* **Data to use**
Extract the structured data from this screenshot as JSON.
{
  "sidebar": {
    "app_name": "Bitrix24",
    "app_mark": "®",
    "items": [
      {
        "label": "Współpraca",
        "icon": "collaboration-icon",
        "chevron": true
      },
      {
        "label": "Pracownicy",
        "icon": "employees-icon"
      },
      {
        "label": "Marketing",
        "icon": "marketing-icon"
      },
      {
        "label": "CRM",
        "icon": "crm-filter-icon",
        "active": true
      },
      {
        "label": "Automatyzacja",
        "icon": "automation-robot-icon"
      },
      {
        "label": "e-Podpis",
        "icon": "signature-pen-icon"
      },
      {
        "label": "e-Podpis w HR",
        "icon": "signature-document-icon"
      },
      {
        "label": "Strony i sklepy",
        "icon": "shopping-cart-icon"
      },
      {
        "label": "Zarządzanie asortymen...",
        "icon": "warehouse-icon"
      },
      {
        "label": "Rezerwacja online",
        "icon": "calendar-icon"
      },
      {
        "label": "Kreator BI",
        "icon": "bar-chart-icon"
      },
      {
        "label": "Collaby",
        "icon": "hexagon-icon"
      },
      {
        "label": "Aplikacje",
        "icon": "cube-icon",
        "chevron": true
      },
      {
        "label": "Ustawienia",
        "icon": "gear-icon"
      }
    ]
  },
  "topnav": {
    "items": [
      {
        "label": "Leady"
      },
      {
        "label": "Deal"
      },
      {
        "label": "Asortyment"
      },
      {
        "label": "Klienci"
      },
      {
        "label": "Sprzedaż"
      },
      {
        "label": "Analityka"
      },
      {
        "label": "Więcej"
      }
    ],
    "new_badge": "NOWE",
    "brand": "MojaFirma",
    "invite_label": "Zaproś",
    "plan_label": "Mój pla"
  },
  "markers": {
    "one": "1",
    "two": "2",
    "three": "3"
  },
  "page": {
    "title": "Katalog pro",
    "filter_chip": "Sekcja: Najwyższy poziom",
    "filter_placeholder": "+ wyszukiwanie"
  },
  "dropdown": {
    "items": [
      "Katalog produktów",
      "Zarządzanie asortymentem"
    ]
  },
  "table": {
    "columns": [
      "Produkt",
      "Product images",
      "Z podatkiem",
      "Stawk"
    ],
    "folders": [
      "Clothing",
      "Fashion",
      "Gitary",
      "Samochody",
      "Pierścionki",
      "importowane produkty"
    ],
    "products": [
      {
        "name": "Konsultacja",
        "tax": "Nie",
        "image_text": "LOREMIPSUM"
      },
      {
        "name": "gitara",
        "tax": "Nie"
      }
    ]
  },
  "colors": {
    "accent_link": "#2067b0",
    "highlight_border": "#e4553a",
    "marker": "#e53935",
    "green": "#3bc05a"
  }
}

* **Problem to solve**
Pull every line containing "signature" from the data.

* **Response**
        "icon": "signature-pen-icon"
        "icon": "signature-document-icon"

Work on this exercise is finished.